PHILADELPHIA — Seven years removed from perhaps the most famous moment of his star-crossed career, Noah Syndergaard is going to be back on the mound in the World Series — and starting another Game 3, at that.
He will pitch for the Phillies against the Astros on Monday night with the series even at one win apiece as it shifts to Citizens Bank Park, where an inevitably rowdy crowd awaits.
This specific stage is one on which Syndergaard has experience. It was Game 3 in the 2015 World Series, the first at Citi Field, when he was a fresh-faced, flamethrowing rookie, that Syndergaard last was here. His first pitch to the Royals that night flew to the backstop, up and in on Alcides Escobar, a known first-pitch swinger who on that occasion ended up on his butt in the batter’s box. When Kansas City players expressed displeasure with that approach, Syndergaard said afterward, “If the Royals have a problem with me throwing inside, they can meet me 60 feet, 6 inches away.”
Syndergaard has done and been through a lot since then. He dealt with a bunch of injuries, including missing effectively all of 2020-21 after Tommy John surgery; decided to leave the Mets, who wanted him back; signed a one-year contract with the Angels last offseason and got traded to the Phillies in August. Along the way, he lost much of the zip on that trademark fastball, turning him into a back-of-the-rotation option late this year.

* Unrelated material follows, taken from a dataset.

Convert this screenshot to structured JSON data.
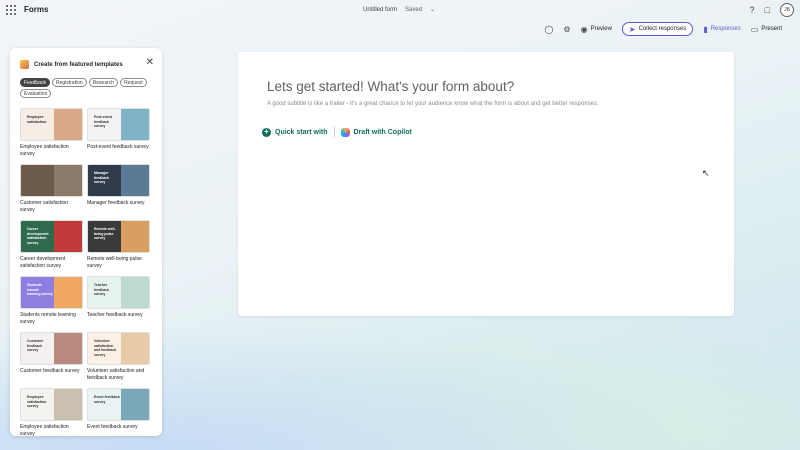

“Seven years just seems like a long time ago,” Syndergaard, still only 30 years old, said Sunday. “I was just a very naive rookie at the time. I’ve had a lot of baseball under my belt since then to mature and to accumulate some experience. I’ve been in this scenario before. I think the Phillies have been in this scenario before.”
As they are now, the Phillies were knotted at 1-1 in the NLDS against Atlanta and in the NLCS against San Diego when they got to go home. They won all of those games in both series, a 5-0 record.
As they try to stay perfect, Syndergaard is unlikely to pitch long Monday. Phillies manager Rob Thomson estimated he’ll “probably” max out at around three or four innings. That is largely because Syndergaard hasn’t made a true, full start since mid-September. When he got the ball in Game 4 against Atlanta, he went three innings, facing 10 batters.
“If he’s throwing the ball well and he’s not rusty and he’s sharp, we’ll keep going as long as he feels good,” Thomson said.
Syndergaard said: “I could go for as long as they will allow me to. Now is the time as ever to empty the tanks . . . So I’ll go as long as they will allow me.”
In facing the Astros twice during his time in the AL West this year, Syndergaard had mixed results. He tossed 5 1/3 shutout innings in an April game but got knocked around for three runs and three hits (and four walks) in four innings in a July rematch.
Notably, his free pass problem lessened late. He walked 2.5 batters per nine innings with the Angels, 1.5 with the Phillies.
“The challenges are that it seems like he’s gotten his command together,” Astros manager Dusty Baker said. “You know, he has a very good slider, changeup. He’s pitching more now than he was before when he was just a power pitcher when he was with the Mets, when he was, like, overpowering people . . . He’s more of a complete pitcher than he was before.”
Syndergaard said: “I’m just focusing on being who I can be. I’m not trying to get outside my realm of a pitcher. I definitely learned a lot and feel like I’ve evolved as a pitcher, not just a thrower, over the course of this year.”
Going with Syndergaard for Game 3 was the result of some rejiggering — and aggressive managing — by the Phillies and Thomson. All season, including in the NLCS, lefthander Ranger Suarez was the No. 3 starter. Syndergaard was a backup. But because Thomson used Suarez for two outs and 11 pitches in Game 1 against Houston, helping the Phillies steal a win after falling behind big early, they opted to hold him back until Game 4. The extra day of rest will afford him a better chance of pitching deeper.
“We’re going to be using the bullpen and I have a lot of confidence in everybody out of that bullpen,” Thomson said. “So they will be, we’ll be grinding on ’em a little bit for sure.”